■ What this task involves
Look through the material below for "major". Copy every line that contains it.

■ Task input
↓
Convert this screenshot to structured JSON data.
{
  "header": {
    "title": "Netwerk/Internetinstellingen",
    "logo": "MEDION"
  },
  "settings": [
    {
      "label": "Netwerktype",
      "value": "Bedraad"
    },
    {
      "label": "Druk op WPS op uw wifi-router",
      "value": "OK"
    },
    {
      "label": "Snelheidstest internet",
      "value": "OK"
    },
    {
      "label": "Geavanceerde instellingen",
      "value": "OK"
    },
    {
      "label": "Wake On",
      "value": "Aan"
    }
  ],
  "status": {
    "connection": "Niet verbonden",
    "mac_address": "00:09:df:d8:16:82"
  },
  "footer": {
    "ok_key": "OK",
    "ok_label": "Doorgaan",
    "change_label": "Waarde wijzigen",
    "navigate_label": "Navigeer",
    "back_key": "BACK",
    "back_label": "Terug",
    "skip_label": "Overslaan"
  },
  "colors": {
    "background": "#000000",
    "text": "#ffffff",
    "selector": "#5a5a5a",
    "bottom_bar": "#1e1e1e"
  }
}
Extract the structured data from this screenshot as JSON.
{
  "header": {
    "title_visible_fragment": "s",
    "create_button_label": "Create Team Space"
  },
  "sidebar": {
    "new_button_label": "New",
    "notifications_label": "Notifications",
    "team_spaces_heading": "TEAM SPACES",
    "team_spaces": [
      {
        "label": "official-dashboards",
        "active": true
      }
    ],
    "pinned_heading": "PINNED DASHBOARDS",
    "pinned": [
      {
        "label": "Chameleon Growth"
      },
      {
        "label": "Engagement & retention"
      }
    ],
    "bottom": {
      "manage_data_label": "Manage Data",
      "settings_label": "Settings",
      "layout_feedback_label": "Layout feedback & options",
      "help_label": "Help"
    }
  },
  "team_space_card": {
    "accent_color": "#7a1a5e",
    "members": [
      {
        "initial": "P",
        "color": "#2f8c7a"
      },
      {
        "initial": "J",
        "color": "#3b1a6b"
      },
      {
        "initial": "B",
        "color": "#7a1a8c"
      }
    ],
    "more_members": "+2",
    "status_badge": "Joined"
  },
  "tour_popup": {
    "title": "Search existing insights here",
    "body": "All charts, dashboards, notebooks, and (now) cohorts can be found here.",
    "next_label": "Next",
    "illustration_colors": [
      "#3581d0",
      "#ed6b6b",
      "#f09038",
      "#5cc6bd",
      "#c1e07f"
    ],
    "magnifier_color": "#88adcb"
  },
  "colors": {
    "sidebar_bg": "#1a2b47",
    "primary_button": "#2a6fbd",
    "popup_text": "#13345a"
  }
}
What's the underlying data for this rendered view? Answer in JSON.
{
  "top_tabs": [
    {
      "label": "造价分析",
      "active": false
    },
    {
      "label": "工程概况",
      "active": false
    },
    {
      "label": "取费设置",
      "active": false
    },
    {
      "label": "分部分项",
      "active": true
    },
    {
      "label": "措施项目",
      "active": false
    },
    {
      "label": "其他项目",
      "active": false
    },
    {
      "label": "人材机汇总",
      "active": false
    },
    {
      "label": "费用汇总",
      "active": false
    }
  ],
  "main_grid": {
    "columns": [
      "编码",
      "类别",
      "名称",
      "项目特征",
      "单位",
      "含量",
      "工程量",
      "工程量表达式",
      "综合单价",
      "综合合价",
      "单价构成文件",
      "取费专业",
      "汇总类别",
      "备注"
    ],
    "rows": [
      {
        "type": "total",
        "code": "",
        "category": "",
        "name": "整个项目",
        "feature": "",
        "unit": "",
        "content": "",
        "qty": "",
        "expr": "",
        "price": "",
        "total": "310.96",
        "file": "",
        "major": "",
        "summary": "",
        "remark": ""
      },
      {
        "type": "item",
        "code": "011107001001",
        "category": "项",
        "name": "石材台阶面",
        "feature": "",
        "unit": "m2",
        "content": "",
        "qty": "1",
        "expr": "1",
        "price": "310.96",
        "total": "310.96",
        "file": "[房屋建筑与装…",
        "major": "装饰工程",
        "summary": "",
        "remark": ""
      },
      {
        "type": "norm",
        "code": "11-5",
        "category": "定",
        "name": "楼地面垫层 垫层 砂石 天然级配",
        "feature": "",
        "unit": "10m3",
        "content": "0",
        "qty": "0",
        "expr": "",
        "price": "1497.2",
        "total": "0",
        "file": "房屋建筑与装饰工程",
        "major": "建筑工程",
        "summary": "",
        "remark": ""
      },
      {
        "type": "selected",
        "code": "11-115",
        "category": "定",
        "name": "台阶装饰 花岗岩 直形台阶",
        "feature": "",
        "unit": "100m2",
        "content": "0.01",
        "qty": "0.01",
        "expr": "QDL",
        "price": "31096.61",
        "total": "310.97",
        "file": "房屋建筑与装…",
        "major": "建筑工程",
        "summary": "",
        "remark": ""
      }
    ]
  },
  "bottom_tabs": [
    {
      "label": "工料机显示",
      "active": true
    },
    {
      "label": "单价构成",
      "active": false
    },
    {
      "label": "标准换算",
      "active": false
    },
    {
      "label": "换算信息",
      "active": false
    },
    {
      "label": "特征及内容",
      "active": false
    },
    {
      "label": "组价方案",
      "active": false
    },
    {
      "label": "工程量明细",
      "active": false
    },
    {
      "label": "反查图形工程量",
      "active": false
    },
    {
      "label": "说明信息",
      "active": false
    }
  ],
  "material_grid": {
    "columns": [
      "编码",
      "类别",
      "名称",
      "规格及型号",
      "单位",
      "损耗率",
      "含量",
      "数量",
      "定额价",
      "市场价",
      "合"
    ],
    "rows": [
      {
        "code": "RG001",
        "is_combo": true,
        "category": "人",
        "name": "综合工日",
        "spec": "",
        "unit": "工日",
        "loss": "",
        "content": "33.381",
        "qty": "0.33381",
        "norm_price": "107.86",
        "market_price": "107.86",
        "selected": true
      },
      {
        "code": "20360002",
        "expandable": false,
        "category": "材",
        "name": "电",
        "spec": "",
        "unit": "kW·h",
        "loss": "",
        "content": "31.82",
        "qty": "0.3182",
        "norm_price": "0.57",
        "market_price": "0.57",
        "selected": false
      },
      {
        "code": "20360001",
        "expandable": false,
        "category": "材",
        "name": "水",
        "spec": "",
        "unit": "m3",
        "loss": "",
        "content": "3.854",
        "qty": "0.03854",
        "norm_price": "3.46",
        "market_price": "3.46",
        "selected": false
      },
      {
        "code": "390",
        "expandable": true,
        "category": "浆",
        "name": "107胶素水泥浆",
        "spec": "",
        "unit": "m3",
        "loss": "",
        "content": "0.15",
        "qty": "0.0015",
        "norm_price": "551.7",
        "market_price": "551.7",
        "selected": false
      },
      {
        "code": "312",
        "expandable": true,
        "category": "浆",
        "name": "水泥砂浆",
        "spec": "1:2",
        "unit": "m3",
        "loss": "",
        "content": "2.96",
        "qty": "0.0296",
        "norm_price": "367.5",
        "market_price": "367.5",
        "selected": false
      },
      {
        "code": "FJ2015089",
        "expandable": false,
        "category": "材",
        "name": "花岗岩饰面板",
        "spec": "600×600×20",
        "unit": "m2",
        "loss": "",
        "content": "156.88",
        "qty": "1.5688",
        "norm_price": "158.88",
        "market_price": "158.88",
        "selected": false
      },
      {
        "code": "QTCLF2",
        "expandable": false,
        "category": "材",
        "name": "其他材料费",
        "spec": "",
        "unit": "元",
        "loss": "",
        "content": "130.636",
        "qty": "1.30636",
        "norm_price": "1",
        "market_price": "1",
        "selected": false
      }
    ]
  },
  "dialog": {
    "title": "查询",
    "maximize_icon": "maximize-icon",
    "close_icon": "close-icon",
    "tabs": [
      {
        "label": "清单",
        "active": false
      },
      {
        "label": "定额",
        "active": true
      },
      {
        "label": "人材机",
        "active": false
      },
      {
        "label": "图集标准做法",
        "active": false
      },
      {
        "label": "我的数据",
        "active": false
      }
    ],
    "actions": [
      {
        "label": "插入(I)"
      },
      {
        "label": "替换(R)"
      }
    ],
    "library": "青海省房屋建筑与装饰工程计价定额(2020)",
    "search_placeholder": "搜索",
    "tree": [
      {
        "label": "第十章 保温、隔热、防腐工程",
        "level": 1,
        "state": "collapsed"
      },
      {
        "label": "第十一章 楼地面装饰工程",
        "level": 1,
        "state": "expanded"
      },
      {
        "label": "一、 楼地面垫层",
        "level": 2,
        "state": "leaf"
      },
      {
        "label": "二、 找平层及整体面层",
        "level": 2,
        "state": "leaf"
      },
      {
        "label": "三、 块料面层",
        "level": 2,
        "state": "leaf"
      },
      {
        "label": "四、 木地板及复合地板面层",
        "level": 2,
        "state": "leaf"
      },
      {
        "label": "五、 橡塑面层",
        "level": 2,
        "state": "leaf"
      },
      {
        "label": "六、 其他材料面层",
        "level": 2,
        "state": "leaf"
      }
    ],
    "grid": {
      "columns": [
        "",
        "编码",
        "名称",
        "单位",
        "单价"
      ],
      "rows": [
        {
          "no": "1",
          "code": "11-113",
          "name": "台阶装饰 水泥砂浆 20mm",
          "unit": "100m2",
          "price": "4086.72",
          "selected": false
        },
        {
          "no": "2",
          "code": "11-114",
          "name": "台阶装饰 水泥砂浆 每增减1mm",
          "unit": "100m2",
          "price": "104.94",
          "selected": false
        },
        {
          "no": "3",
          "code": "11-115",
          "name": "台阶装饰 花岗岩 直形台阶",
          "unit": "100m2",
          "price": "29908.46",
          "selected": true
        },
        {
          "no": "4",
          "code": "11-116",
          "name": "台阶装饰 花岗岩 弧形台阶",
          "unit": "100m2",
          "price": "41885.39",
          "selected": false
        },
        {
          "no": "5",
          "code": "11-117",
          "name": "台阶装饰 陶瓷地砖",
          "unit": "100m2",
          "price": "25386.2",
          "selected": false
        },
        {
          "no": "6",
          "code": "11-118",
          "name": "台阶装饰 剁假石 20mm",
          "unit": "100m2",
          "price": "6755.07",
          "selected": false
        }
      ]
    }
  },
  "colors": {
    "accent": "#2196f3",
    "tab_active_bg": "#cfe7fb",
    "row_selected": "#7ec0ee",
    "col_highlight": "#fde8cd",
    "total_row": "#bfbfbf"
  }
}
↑
■ Task output
        "major": "",
        "major": "装饰工程",
        "major": "建筑工程",
        "major": "建筑工程",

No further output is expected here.